WORK TO COMPLETE: All the records below must be returned exactly as they stand.

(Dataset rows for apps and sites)
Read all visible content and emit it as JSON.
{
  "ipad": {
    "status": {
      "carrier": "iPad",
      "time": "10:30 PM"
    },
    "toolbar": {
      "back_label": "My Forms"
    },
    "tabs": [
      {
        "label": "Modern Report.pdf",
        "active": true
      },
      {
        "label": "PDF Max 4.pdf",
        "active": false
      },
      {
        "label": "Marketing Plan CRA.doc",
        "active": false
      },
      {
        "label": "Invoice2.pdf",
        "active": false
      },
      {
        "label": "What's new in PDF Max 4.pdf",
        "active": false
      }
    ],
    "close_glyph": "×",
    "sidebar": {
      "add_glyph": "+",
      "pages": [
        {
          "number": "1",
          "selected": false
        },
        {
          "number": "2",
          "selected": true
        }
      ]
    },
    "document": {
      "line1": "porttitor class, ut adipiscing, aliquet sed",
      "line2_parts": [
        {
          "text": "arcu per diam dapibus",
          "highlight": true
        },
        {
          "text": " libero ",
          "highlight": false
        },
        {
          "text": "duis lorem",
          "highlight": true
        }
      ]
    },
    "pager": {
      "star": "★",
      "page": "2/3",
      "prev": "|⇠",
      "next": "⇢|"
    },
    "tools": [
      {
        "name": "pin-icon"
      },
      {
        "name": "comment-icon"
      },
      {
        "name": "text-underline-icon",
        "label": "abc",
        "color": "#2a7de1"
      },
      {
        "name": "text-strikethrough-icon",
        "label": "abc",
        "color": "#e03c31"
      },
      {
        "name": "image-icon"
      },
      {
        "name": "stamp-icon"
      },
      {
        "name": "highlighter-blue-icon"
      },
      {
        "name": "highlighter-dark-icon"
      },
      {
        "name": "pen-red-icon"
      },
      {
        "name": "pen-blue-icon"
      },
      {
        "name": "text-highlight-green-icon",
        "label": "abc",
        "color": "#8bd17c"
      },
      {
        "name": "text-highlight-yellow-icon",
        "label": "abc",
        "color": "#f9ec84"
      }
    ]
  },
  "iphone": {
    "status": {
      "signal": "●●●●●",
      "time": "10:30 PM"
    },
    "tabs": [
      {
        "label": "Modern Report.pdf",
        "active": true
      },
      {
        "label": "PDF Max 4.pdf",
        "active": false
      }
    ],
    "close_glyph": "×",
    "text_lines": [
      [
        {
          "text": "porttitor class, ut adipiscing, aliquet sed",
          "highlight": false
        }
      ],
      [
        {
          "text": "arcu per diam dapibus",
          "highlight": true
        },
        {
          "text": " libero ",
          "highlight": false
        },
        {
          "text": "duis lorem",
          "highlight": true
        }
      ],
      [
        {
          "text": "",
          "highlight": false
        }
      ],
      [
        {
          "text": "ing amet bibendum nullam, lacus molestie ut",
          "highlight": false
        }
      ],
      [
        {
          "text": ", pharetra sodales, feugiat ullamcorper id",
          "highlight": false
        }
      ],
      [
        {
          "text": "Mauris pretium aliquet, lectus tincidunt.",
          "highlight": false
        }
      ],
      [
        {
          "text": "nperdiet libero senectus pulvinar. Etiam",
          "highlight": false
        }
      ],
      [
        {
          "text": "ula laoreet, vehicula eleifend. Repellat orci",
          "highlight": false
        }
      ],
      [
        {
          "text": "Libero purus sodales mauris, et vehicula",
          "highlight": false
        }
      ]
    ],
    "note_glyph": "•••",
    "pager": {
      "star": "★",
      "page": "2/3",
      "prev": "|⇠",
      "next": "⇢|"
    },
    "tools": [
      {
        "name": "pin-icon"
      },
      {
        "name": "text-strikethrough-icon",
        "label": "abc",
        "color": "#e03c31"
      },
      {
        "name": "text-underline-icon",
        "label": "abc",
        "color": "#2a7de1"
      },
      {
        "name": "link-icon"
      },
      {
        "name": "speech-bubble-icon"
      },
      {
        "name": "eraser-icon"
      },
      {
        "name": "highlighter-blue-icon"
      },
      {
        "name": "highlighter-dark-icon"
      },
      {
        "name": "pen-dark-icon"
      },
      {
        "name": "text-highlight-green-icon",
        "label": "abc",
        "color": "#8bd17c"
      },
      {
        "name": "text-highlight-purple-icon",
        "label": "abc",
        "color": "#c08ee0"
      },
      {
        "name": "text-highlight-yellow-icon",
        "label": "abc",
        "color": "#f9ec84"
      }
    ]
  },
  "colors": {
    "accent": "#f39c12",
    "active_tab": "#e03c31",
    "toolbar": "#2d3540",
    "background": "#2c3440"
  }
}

YOUR RESPONSE:
Read all visible content and emit it as JSON.
{
  "ipad": {
    "status": {
      "carrier": "iPad",
      "time": "10:30 PM"
    },
    "toolbar": {
      "back_label": "My Forms"
    },
    "tabs": [
      {
        "label": "Modern Report.pdf",
        "active": true
      },
      {
        "label": "PDF Max 4.pdf",
        "active": false
      },
      {
        "label": "Marketing Plan CRA.doc",
        "active": false
      },
      {
        "label": "Invoice2.pdf",
        "active": false
      },
      {
        "label": "What's new in PDF Max 4.pdf",
        "active": false
      }
    ],
    "close_glyph": "×",
    "sidebar": {
      "add_glyph": "+",
      "pages": [
        {
          "number": "1",
          "selected": false
        },
        {
          "number": "2",
          "selected": true
        }
      ]
    },
    "document": {
      "line1": "porttitor class, ut adipiscing, aliquet sed",
      "line2_parts": [
        {
          "text": "arcu per diam dapibus",
          "highlight": true
        },
        {
          "text": " libero ",
          "highlight": false
        },
        {
          "text": "duis lorem",
          "highlight": true
        }
      ]
    },
    "pager": {
      "star": "★",
      "page": "2/3",
      "prev": "|⇠",
      "next": "⇢|"
    },
    "tools": [
      {
        "name": "pin-icon"
      },
      {
        "name": "comment-icon"
      },
      {
        "name": "text-underline-icon",
        "label": "abc",
        "color": "#2a7de1"
      },
      {
        "name": "text-strikethrough-icon",
        "label": "abc",
        "color": "#e03c31"
      },
      {
        "name": "image-icon"
      },
      {
        "name": "stamp-icon"
      },
      {
        "name": "highlighter-blue-icon"
      },
      {
        "name": "highlighter-dark-icon"
      },
      {
        "name": "pen-red-icon"
      },
      {
        "name": "pen-blue-icon"
      },
      {
        "name": "text-highlight-green-icon",
        "label": "abc",
        "color": "#8bd17c"
      },
      {
        "name": "text-highlight-yellow-icon",
        "label": "abc",
        "color": "#f9ec84"
      }
    ]
  },
  "iphone": {
    "status": {
      "signal": "●●●●●",
      "time": "10:30 PM"
    },
    "tabs": [
      {
        "label": "Modern Report.pdf",
        "active": true
      },
      {
        "label": "PDF Max 4.pdf",
        "active": false
      }
    ],
    "close_glyph": "×",
    "text_lines": [
      [
        {
          "text": "porttitor class, ut adipiscing, aliquet sed",
          "highlight": false
        }
      ],
      [
        {
          "text": "arcu per diam dapibus",
          "highlight": true
        },
        {
          "text": " libero ",
          "highlight": false
        },
        {
          "text": "duis lorem",
          "highlight": true
        }
      ],
      [
        {
          "text": "",
          "highlight": false
        }
      ],
      [
        {
          "text": "ing amet bibendum nullam, lacus molestie ut",
          "highlight": false
        }
      ],
      [
        {
          "text": ", pharetra sodales, feugiat ullamcorper id",
          "highlight": false
        }
      ],
      [
        {
          "text": "Mauris pretium aliquet, lectus tincidunt.",
          "highlight": false
        }
      ],
      [
        {
          "text": "nperdiet libero senectus pulvinar. Etiam",
          "highlight": false
        }
      ],
      [
        {
          "text": "ula laoreet, vehicula eleifend. Repellat orci",
          "highlight": false
        }
      ],
      [
        {
          "text": "Libero purus sodales mauris, et vehicula",
          "highlight": false
        }
      ]
    ],
    "note_glyph": "•••",
    "pager": {
      "star": "★",
      "page": "2/3",
      "prev": "|⇠",
      "next": "⇢|"
    },
    "tools": [
      {
        "name": "pin-icon"
      },
      {
        "name": "text-strikethrough-icon",
        "label": "abc",
        "color": "#e03c31"
      },
      {
        "name": "text-underline-icon",
        "label": "abc",
        "color": "#2a7de1"
      },
      {
        "name": "link-icon"
      },
      {
        "name": "speech-bubble-icon"
      },
      {
        "name": "eraser-icon"
      },
      {
        "name": "highlighter-blue-icon"
      },
      {
        "name": "highlighter-dark-icon"
      },
      {
        "name": "pen-dark-icon"
      },
      {
        "name": "text-highlight-green-icon",
        "label": "abc",
        "color": "#8bd17c"
      },
      {
        "name": "text-highlight-purple-icon",
        "label": "abc",
        "color": "#c08ee0"
      },
      {
        "name": "text-highlight-yellow-icon",
        "label": "abc",
        "color": "#f9ec84"
      }
    ]
  },
  "colors": {
    "accent": "#f39c12",
    "active_tab": "#e03c31",
    "toolbar": "#2d3540",
    "background": "#2c3440"
  }
}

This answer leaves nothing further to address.